Work request:
If a line in the records below contains the word "selected", return that line.
Top of Provided data
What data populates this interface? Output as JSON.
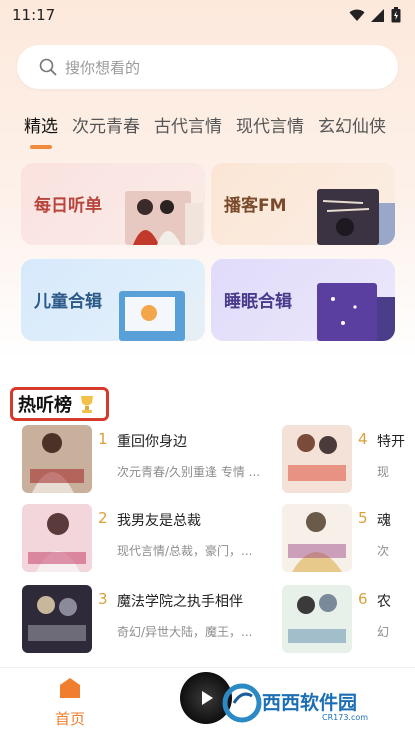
{
  "status": {
    "time": "11:17"
  },
  "search": {
    "placeholder": "搜你想看的"
  },
  "tabs": [
    "精选",
    "次元青春",
    "古代言情",
    "现代言情",
    "玄幻仙侠"
  ],
  "categories": [
    {
      "label": "每日听单",
      "bg": "#fbe3e0",
      "color": "#b8443c"
    },
    {
      "label": "播客FM",
      "bg": "#fbe8d9",
      "color": "#7a4a2a"
    },
    {
      "label": "儿童合辑",
      "bg": "#dcecfa",
      "color": "#2c5a88"
    },
    {
      "label": "睡眠合辑",
      "bg": "#e4e0fb",
      "color": "#4a3a8c"
    }
  ],
  "section": {
    "title": "热听榜"
  },
  "rankings_left": [
    {
      "num": "1",
      "title": "重回你身边",
      "tags": "次元青春/久别重逢 专情 ..."
    },
    {
      "num": "2",
      "title": "我男友是总裁",
      "tags": "现代言情/总裁，豪门，..."
    },
    {
      "num": "3",
      "title": "魔法学院之执手相伴",
      "tags": "奇幻/异世大陆，魔王，..."
    }
  ],
  "rankings_right": [
    {
      "num": "4",
      "title": "特开",
      "tags": "现"
    },
    {
      "num": "5",
      "title": "魂",
      "tags": "次"
    },
    {
      "num": "6",
      "title": "农",
      "tags": "幻"
    }
  ],
  "bottom_nav": {
    "home_label": "首页"
  },
  "watermark": {
    "text": "西西软件园",
    "url": "CR173.com"
  }
}
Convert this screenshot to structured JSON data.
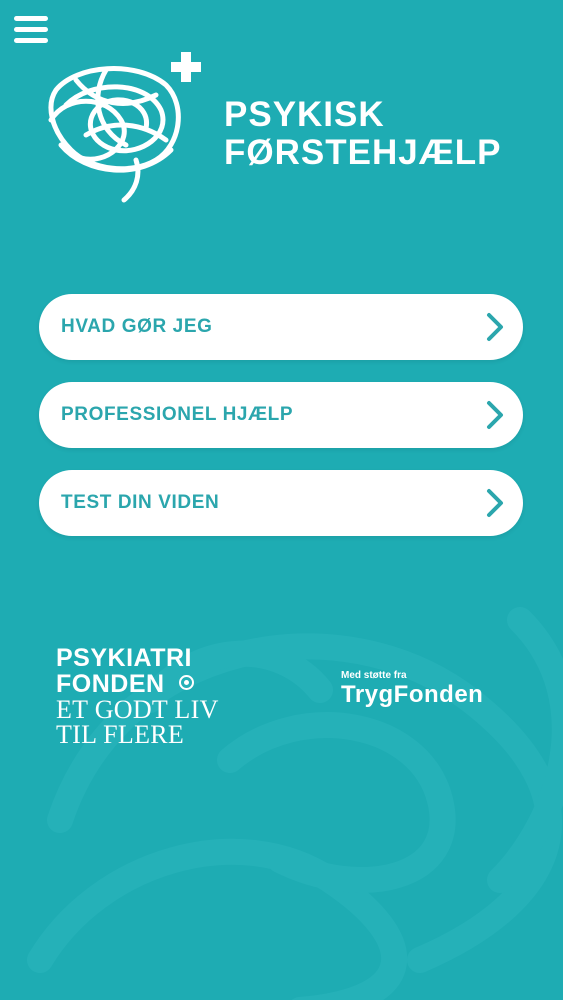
{
  "header": {
    "menu_icon": "hamburger-menu-icon",
    "logo_icon": "brain-scribble-plus-icon",
    "title_line1": "PSYKISK",
    "title_line2": "FØRSTEHJÆLP"
  },
  "menu": {
    "items": [
      {
        "label": "HVAD GØR JEG",
        "icon": "chevron-right-icon"
      },
      {
        "label": "PROFESSIONEL HJÆLP",
        "icon": "chevron-right-icon"
      },
      {
        "label": "TEST DIN VIDEN",
        "icon": "chevron-right-icon"
      }
    ]
  },
  "sponsors": {
    "psykiatrifonden": {
      "line1": "PSYKIATRI",
      "line2": "FONDEN",
      "line3": "ET GODT LIV",
      "line4": "TIL FLERE"
    },
    "trygfonden": {
      "support_text": "Med støtte fra",
      "name": "TrygFonden"
    }
  },
  "colors": {
    "background": "#1eacb3",
    "accent_text": "#2ba6ad",
    "button_bg": "#ffffff"
  }
}
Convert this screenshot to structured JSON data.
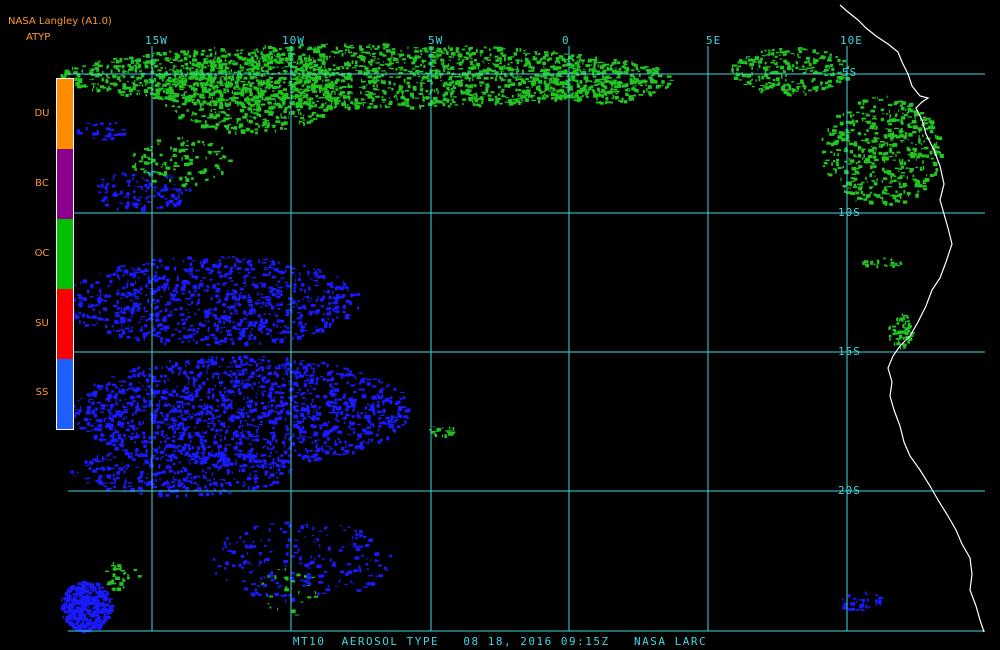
{
  "header": {
    "title": "NASA Langley (A1.0)",
    "product": "ATYP"
  },
  "legend": {
    "items": [
      {
        "label": "DU",
        "color": "#ff8c00"
      },
      {
        "label": "BC",
        "color": "#8b008b"
      },
      {
        "label": "OC",
        "color": "#00c000"
      },
      {
        "label": "SU",
        "color": "#ff0000"
      },
      {
        "label": "SS",
        "color": "#1e5fff"
      }
    ]
  },
  "grid": {
    "longitude_labels": [
      "15W",
      "10W",
      "5W",
      "0",
      "5E",
      "10E"
    ],
    "latitude_labels": [
      "5S",
      "10S",
      "15S",
      "20S"
    ],
    "color": "#40d8e0"
  },
  "colors": {
    "background": "#000000",
    "coastline": "#ffffff",
    "organic_carbon": "#22c422",
    "sea_salt": "#1a1aff"
  },
  "footer": {
    "caption": "MT10  AEROSOL TYPE   08 18, 2016 09:15Z   NASA LARC"
  }
}
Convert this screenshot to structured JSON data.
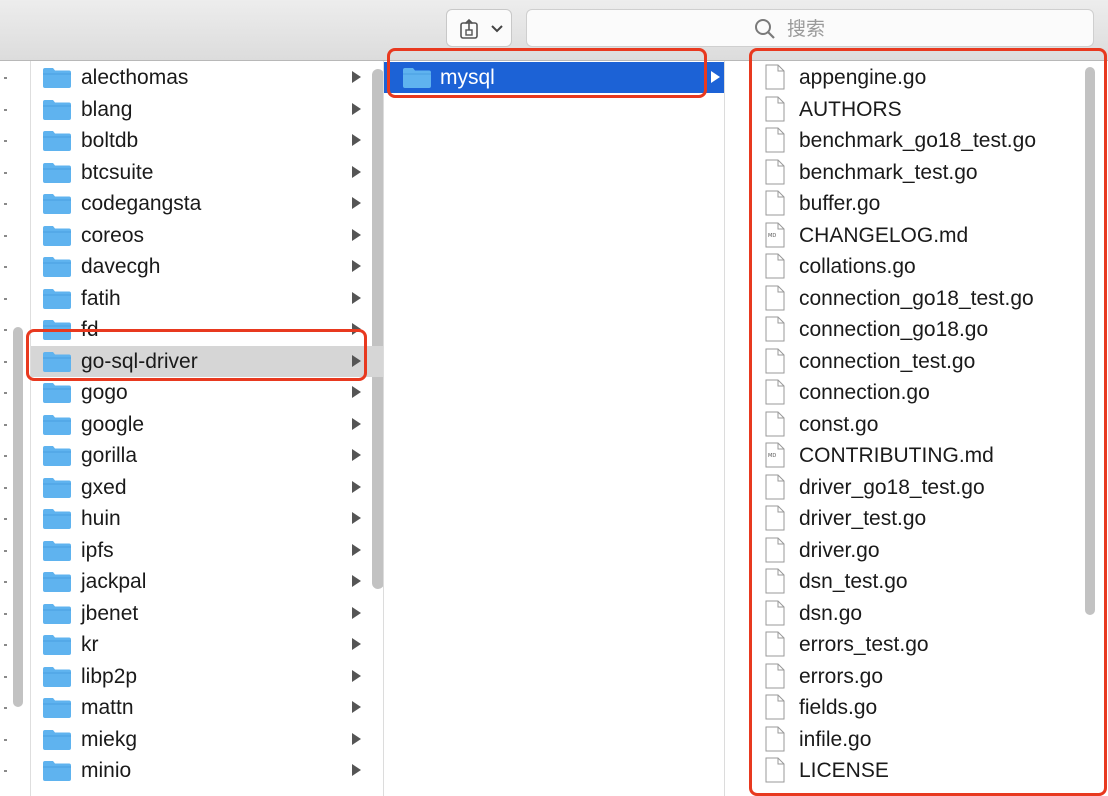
{
  "toolbar": {
    "share_icon": "share-icon",
    "search": {
      "placeholder": "搜索",
      "icon": "search-icon"
    }
  },
  "column_parent": {
    "items": [
      {
        "label": "alecthomas"
      },
      {
        "label": "blang"
      },
      {
        "label": "boltdb"
      },
      {
        "label": "btcsuite"
      },
      {
        "label": "codegangsta"
      },
      {
        "label": "coreos"
      },
      {
        "label": "davecgh"
      },
      {
        "label": "fatih"
      },
      {
        "label": "fd"
      },
      {
        "label": "go-sql-driver"
      },
      {
        "label": "gogo"
      },
      {
        "label": "google"
      },
      {
        "label": "gorilla"
      },
      {
        "label": "gxed"
      },
      {
        "label": "huin"
      },
      {
        "label": "ipfs"
      },
      {
        "label": "jackpal"
      },
      {
        "label": "jbenet"
      },
      {
        "label": "kr"
      },
      {
        "label": "libp2p"
      },
      {
        "label": "mattn"
      },
      {
        "label": "miekg"
      },
      {
        "label": "minio"
      }
    ],
    "selected": "go-sql-driver"
  },
  "column_sub": {
    "items": [
      {
        "label": "mysql"
      }
    ],
    "selected": "mysql"
  },
  "column_files": {
    "items": [
      {
        "label": "appengine.go",
        "kind": "doc"
      },
      {
        "label": "AUTHORS",
        "kind": "doc"
      },
      {
        "label": "benchmark_go18_test.go",
        "kind": "doc"
      },
      {
        "label": "benchmark_test.go",
        "kind": "doc"
      },
      {
        "label": "buffer.go",
        "kind": "doc"
      },
      {
        "label": "CHANGELOG.md",
        "kind": "md"
      },
      {
        "label": "collations.go",
        "kind": "doc"
      },
      {
        "label": "connection_go18_test.go",
        "kind": "doc"
      },
      {
        "label": "connection_go18.go",
        "kind": "doc"
      },
      {
        "label": "connection_test.go",
        "kind": "doc"
      },
      {
        "label": "connection.go",
        "kind": "doc"
      },
      {
        "label": "const.go",
        "kind": "doc"
      },
      {
        "label": "CONTRIBUTING.md",
        "kind": "md"
      },
      {
        "label": "driver_go18_test.go",
        "kind": "doc"
      },
      {
        "label": "driver_test.go",
        "kind": "doc"
      },
      {
        "label": "driver.go",
        "kind": "doc"
      },
      {
        "label": "dsn_test.go",
        "kind": "doc"
      },
      {
        "label": "dsn.go",
        "kind": "doc"
      },
      {
        "label": "errors_test.go",
        "kind": "doc"
      },
      {
        "label": "errors.go",
        "kind": "doc"
      },
      {
        "label": "fields.go",
        "kind": "doc"
      },
      {
        "label": "infile.go",
        "kind": "doc"
      },
      {
        "label": "LICENSE",
        "kind": "doc"
      }
    ]
  },
  "colors": {
    "folder": "#5fb3ef",
    "selection": "#1c62d6",
    "highlight": "#d6d6d6",
    "annotation": "#e8391f"
  }
}
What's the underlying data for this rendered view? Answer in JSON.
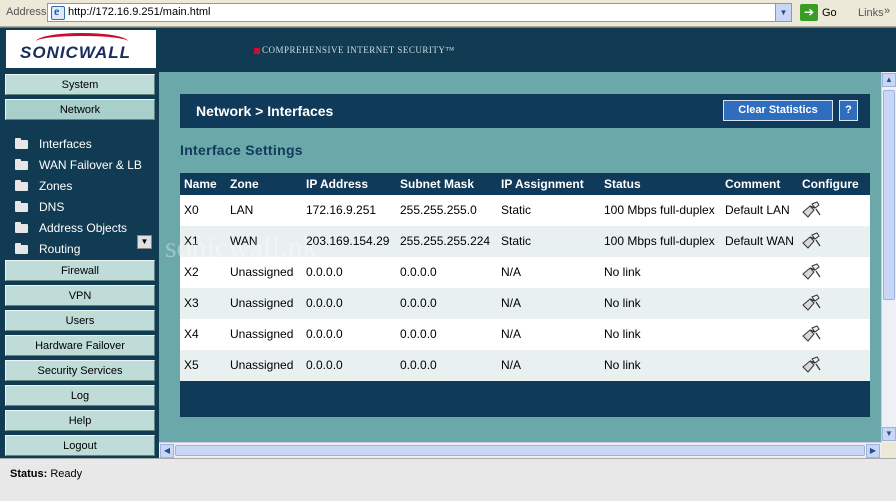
{
  "browser": {
    "address_label": "Address",
    "url": "http://172.16.9.251/main.html",
    "go_label": "Go",
    "links_label": "Links"
  },
  "header": {
    "logo": "SONICWALL",
    "tagline": "COMPREHENSIVE INTERNET SECURITY™"
  },
  "sidebar": {
    "top_items": [
      {
        "label": "System"
      },
      {
        "label": "Network"
      }
    ],
    "sub_items": [
      {
        "label": "Interfaces",
        "icon": "folder-open-icon"
      },
      {
        "label": "WAN Failover & LB",
        "icon": "folder-icon"
      },
      {
        "label": "Zones",
        "icon": "folder-icon"
      },
      {
        "label": "DNS",
        "icon": "folder-icon"
      },
      {
        "label": "Address Objects",
        "icon": "folder-icon"
      },
      {
        "label": "Routing",
        "icon": "folder-icon"
      }
    ],
    "bottom_items": [
      {
        "label": "Firewall"
      },
      {
        "label": "VPN"
      },
      {
        "label": "Users"
      },
      {
        "label": "Hardware Failover"
      },
      {
        "label": "Security Services"
      },
      {
        "label": "Log"
      },
      {
        "label": "Help"
      },
      {
        "label": "Logout"
      }
    ]
  },
  "page": {
    "title": "Network > Interfaces",
    "clear_stats_label": "Clear Statistics",
    "help_label": "?",
    "section_title": "Interface Settings"
  },
  "table": {
    "headers": [
      "Name",
      "Zone",
      "IP Address",
      "Subnet Mask",
      "IP Assignment",
      "Status",
      "Comment",
      "Configure"
    ],
    "rows": [
      {
        "name": "X0",
        "zone": "LAN",
        "ip": "172.16.9.251",
        "mask": "255.255.255.0",
        "assignment": "Static",
        "status": "100 Mbps full-duplex",
        "comment": "Default LAN"
      },
      {
        "name": "X1",
        "zone": "WAN",
        "ip": "203.169.154.29",
        "mask": "255.255.255.224",
        "assignment": "Static",
        "status": "100 Mbps full-duplex",
        "comment": "Default WAN"
      },
      {
        "name": "X2",
        "zone": "Unassigned",
        "ip": "0.0.0.0",
        "mask": "0.0.0.0",
        "assignment": "N/A",
        "status": "No link",
        "comment": ""
      },
      {
        "name": "X3",
        "zone": "Unassigned",
        "ip": "0.0.0.0",
        "mask": "0.0.0.0",
        "assignment": "N/A",
        "status": "No link",
        "comment": ""
      },
      {
        "name": "X4",
        "zone": "Unassigned",
        "ip": "0.0.0.0",
        "mask": "0.0.0.0",
        "assignment": "N/A",
        "status": "No link",
        "comment": ""
      },
      {
        "name": "X5",
        "zone": "Unassigned",
        "ip": "0.0.0.0",
        "mask": "0.0.0.0",
        "assignment": "N/A",
        "status": "No link",
        "comment": ""
      }
    ]
  },
  "watermark": "sonicwall.nk",
  "status": {
    "label": "Status:",
    "value": "Ready"
  },
  "colors": {
    "header_bg": "#103b52",
    "title_bar_bg": "#0f3a5a",
    "content_bg": "#6aa8aa",
    "nav_button_bg": "#bfdcd8",
    "action_button_bg": "#2f6dbf"
  }
}
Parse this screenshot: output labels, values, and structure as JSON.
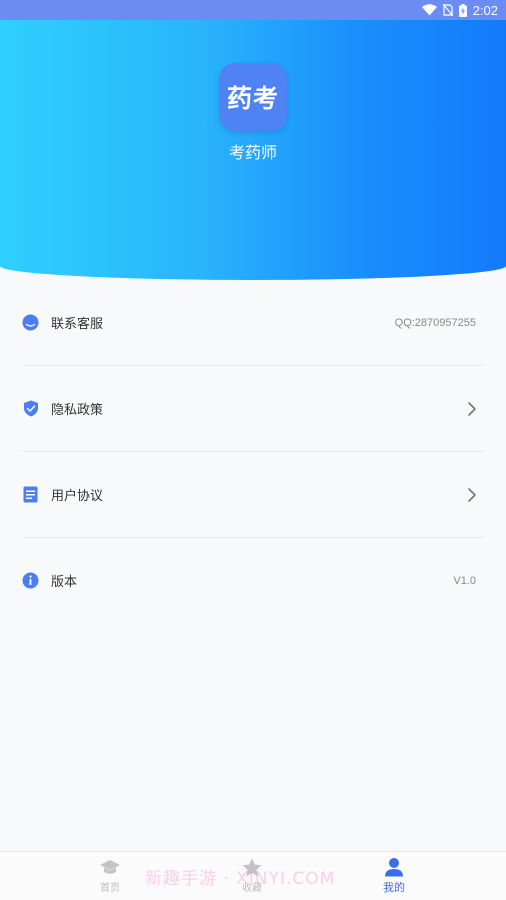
{
  "status_bar": {
    "time": "2:02"
  },
  "app": {
    "logo_text": "药考",
    "name": "考药师"
  },
  "menu": [
    {
      "label": "联系客服",
      "value": "QQ:2870957255",
      "icon": "chat-bubble-icon"
    },
    {
      "label": "隐私政策",
      "icon": "shield-check-icon",
      "chevron": true
    },
    {
      "label": "用户协议",
      "icon": "document-icon",
      "chevron": true
    },
    {
      "label": "版本",
      "value": "V1.0",
      "icon": "info-icon"
    }
  ],
  "tabs": [
    {
      "label": "首页",
      "icon": "graduation-cap-icon",
      "active": false
    },
    {
      "label": "收藏",
      "icon": "star-icon",
      "active": false
    },
    {
      "label": "我的",
      "icon": "user-icon",
      "active": true
    }
  ],
  "watermark": "新趣手游 · XINYI.COM",
  "colors": {
    "accent": "#3b6fe8",
    "icon": "#4a7ef2",
    "header_start": "#2fd0fe",
    "header_end": "#147af9"
  }
}
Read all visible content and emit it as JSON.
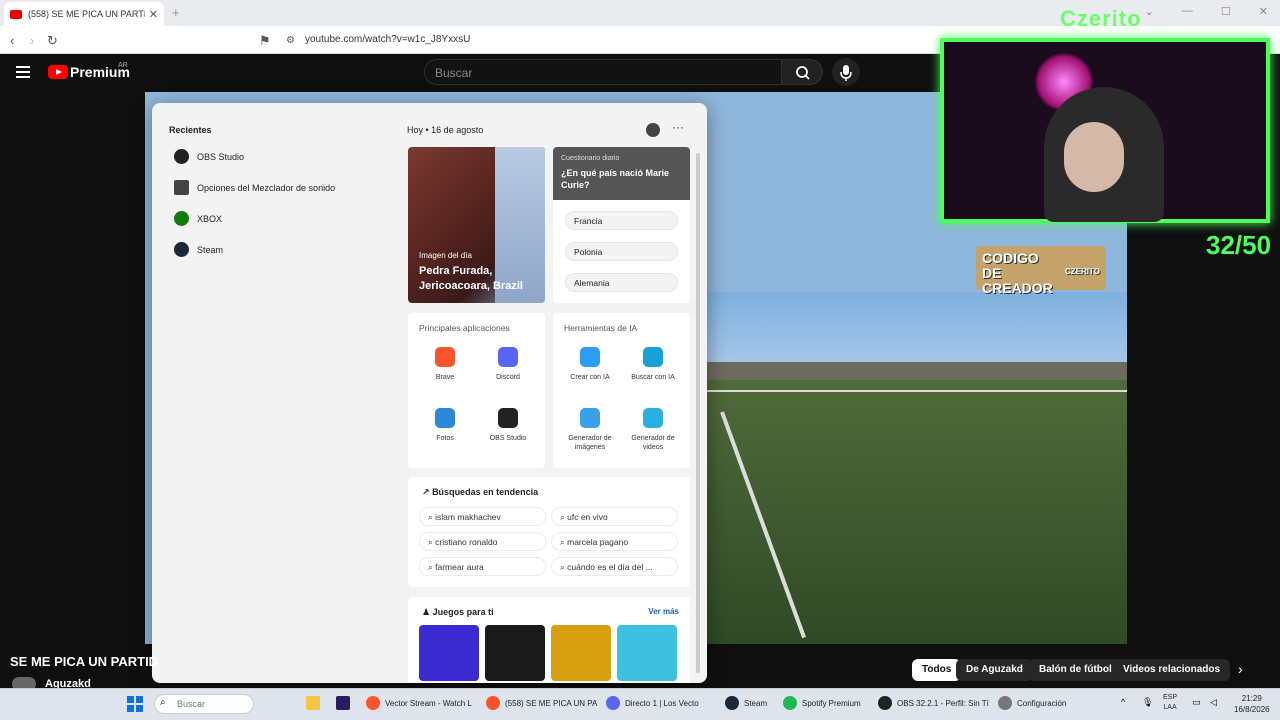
{
  "browser": {
    "tab_title": "(558) SE ME PICA UN PARTIDO V...",
    "url": "youtube.com/watch?v=w1c_J8YxxsU"
  },
  "youtube": {
    "brand": "Premium",
    "region": "AR",
    "search_placeholder": "Buscar",
    "video_title": "SE ME PICA UN PARTID",
    "channel": "Aguzakd",
    "chips": [
      "Todos",
      "De Aguzakd",
      "Balón de fútbol",
      "Videos relacionados"
    ]
  },
  "overlay": {
    "streamer": "Czerito",
    "counter": "32/50",
    "creator_code": "CODIGO DE CREADOR",
    "creator_tag": "CZERITO"
  },
  "start_panel": {
    "recentes_label": "Recientes",
    "recent_items": [
      {
        "label": "OBS Studio",
        "icon": "obs-icon",
        "color": "#222222"
      },
      {
        "label": "Opciones del Mezclador de sonido",
        "icon": "speaker-icon",
        "color": "#444444"
      },
      {
        "label": "XBOX",
        "icon": "xbox-icon",
        "color": "#107c10"
      },
      {
        "label": "Steam",
        "icon": "steam-icon",
        "color": "#1b2838"
      }
    ],
    "today": "Hoy",
    "date": "16 de agosto",
    "image_of_day": {
      "label": "Imagen del día",
      "title": "Pedra Furada, Jericoacoara, Brazil"
    },
    "quiz": {
      "kicker": "Cuestionario diario",
      "question": "¿En qué país nació Marie Curie?",
      "options": [
        "Francia",
        "Polonia",
        "Alemania"
      ]
    },
    "top_apps": {
      "title": "Principales aplicaciones",
      "items": [
        {
          "label": "Brave",
          "icon": "brave-icon",
          "color": "#fb542b"
        },
        {
          "label": "Discord",
          "icon": "discord-icon",
          "color": "#5865f2"
        },
        {
          "label": "Fotos",
          "icon": "photos-icon",
          "color": "#2b88d8"
        },
        {
          "label": "OBS Studio",
          "icon": "obs-icon",
          "color": "#222222"
        }
      ]
    },
    "ai_tools": {
      "title": "Herramientas de IA",
      "items": [
        {
          "label": "Crear con IA",
          "icon": "create-ai-icon",
          "color": "#2a9df4"
        },
        {
          "label": "Buscar con IA",
          "icon": "search-ai-icon",
          "color": "#18a0d8"
        },
        {
          "label": "Generador de imágenes",
          "icon": "image-gen-icon",
          "color": "#3aa0e8"
        },
        {
          "label": "Generador de videos",
          "icon": "video-gen-icon",
          "color": "#2ab0e0"
        }
      ]
    },
    "trending": {
      "title": "Búsquedas en tendencia",
      "items": [
        "islam makhachev",
        "ufc en vivo",
        "cristiano ronaldo",
        "marcela pagano",
        "farmear aura",
        "cuándo es el día del ..."
      ]
    },
    "games": {
      "title": "Juegos para ti",
      "more": "Ver más",
      "colors": [
        "#3a2ad0",
        "#1a1a1a",
        "#d8a010",
        "#40c0e0"
      ]
    }
  },
  "taskbar": {
    "search_placeholder": "Buscar",
    "items": [
      {
        "label": "Vector Stream - Watch L",
        "icon": "brave-icon",
        "color": "#fb542b"
      },
      {
        "label": "(558) SE ME PICA UN PA",
        "icon": "brave-icon",
        "color": "#fb542b"
      },
      {
        "label": "Directo 1 | Los Vecto",
        "icon": "discord-icon",
        "color": "#5865f2"
      },
      {
        "label": "Steam",
        "icon": "steam-icon",
        "color": "#1b2838"
      },
      {
        "label": "Spotify Premium",
        "icon": "spotify-icon",
        "color": "#1db954"
      },
      {
        "label": "OBS 32.2.1 - Perfil: Sin Tí",
        "icon": "obs-icon",
        "color": "#222222"
      },
      {
        "label": "Configuración",
        "icon": "gear-icon",
        "color": "#777777"
      }
    ],
    "lang_line1": "ESP",
    "lang_line2": "LAA",
    "time": "21:29",
    "date": "16/8/2026"
  }
}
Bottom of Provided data
Result below:
    "selected": "go-sql-driver"
    "selected": "mysql"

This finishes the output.